Monday, April 7, 2008

Jane Flory - An Introduction

Jane Flory was a classic children’s book author/illustrator, whose career began in the 1940s and continued into the early 1980s. At the start of her professional life, Flory was part of a group of artists that helped define the look of the modern children’s book in America. These were books that were colorful, with a sense of play, optimistic and accessible.

In Flory’s first works, the pictures were as important as the story. Filled with lighthearted caricatures as well as cheerful graphics, Flory’s books were meant to entertain very young children in addition to creating a new generation of readers. With names like, “The Little Caboose”, “The TOO LITTLE Fire Engine” or “Snooty, the Pig Who Was Proud”, these spirited books were the type that young children would want to read over and over again.

In the early 1960 Flory took on more ambitious projects, writing and illustrating longer novels for an adolescent audience. Flory’s transition to novelist resulted in a body of work that was acclaimed, translated into several languages and presented her worldview. Books of this period often took place in historic settings addressing issues of self-esteem as well as hope and aspiration. Her stories were always empowering and encouraged.

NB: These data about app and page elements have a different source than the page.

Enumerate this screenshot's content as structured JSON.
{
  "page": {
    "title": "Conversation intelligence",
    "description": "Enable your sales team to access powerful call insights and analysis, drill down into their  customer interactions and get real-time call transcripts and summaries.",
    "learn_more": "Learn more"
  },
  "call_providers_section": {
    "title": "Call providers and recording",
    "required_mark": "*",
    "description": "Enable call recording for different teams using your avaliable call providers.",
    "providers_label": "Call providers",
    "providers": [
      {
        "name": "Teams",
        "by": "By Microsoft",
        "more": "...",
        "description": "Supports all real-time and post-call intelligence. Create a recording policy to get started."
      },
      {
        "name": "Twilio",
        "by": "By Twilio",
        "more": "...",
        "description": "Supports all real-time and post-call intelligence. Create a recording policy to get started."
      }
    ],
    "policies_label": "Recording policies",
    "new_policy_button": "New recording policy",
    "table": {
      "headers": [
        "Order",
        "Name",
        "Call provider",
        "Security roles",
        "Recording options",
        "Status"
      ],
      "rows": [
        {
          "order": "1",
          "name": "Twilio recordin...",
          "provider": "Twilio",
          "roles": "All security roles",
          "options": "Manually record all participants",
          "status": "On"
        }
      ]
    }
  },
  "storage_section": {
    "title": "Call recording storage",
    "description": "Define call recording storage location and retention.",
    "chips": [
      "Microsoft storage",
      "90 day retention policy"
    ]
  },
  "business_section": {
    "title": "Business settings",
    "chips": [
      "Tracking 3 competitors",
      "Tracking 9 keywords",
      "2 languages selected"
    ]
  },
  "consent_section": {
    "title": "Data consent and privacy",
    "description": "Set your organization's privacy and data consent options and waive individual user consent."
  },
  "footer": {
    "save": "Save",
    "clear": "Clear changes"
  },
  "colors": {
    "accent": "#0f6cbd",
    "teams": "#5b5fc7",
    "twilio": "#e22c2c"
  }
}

Jane Trescott Flory was born to Leroy Charles and Hazel Trescott on June 29, 1917 in Wilkes-Barre, Pennsylvania.

At the age 24, she married Arthur Louis Flory (1914-1972), a printmaker and faculty member at the Tyler School of Art. Together they had three daughters - Cynthia, Christine, and Erika. In 1980, Flory married Barnett R. Freedman, but continued to write under the name Jane Flory.

Flory was educated at the Philadelphia Museum School of Industrial Art (now University of the Arts) receiving her college degree in 1939.

After graduation, she worked as a free-lance writer and illustrator of children’s books. In addition, Flory served as the director of evening division at Philadelphia College of Art (now the University of the Arts) for 16 years (1958-1974).

In the latter part of her career, she mentored and collaborated with children’s book author and illustrator, Carolyn Croll. Croll met Flory when she was a student at the Philadelphia College of Art.

During the last years of her life, Flory spent her days making quilts. She lived most of her adult life in or near Philadelphia.

Jane Flory died on November 25, 2005.

Covers - Early Books

Covers - Later Books

Books by Jane Flory

1944 - Snooty, the Pig Who Was Proud, Whitman Publishing
1944 - How Many?, Holt
1945 - What Am I?, Domesday
1945 - The Wide Awake Angel, Grosset
1945 - Laura Harris, Away We Go (illustrator), Garden City Books
1946 - The Hide-Away Ducklings, Grosset
1946 - The Cow in the Kitchen (with husband, Arthur Flory), Lothrop
1946 - Fanny Forgot, Whitman Publishing,
1947 - Once upon a Windy Day, Whitman Publishing
1948 - Toys, Whitman Publishing,
1948 - The Powder Puff Bunny Book, Capitol Publishing Co.
1949 - The Lazy Lion, Whitman Publishing
1949 - ABC, Whitman Publishing
1949 - Timothy the Little Brown Bear, Rand McNally
1950 - Farmer John, Whitman Publishing,
1950 - Mr. Snitzel's Cookies, Rand McNally
1950 - The Too-Little Fire Engine, Wonder Books
1951 - The Pop-up Runaway Train, Avon
1952 - Count the Animals, Loew
1955 - Surprise in the Barn, Whitman Publishing
1957 - Jeremy's ABC Book, Behrman
1960 - Peddler's Summer, Houghton
1962 - A Tune for the Towpath, Houghton
1963 - One Hundred and Eight Bells, Houghton
1964 - Clancy's Glorious Fourth, Houghton
1966 - Mist on the Mountain, Houghton
1968 - Faraway Dream, Houghton
1972 - Ramshackle Roost, Houghton
1974 - We'll Have a Friend for Lunch, (illustrated by Carolyn Croll), Houghton
1974 - The Liberation of Clementine Tipton, Houghton
1974 - The Golden Venture, Houghton
1977 - The Unexpected Grandchildren, (illustrated by Carolyn Croll), Houghton
1979 - The Lost and Found Princess, Houghton
1979 - It Was a Pretty Good Year, Houghton
1980 - The Bear on the Doorstop, (illustrated by Carolyn Croll), Houghton
1982 - The Great Bamboozlement, Houghton Mifflin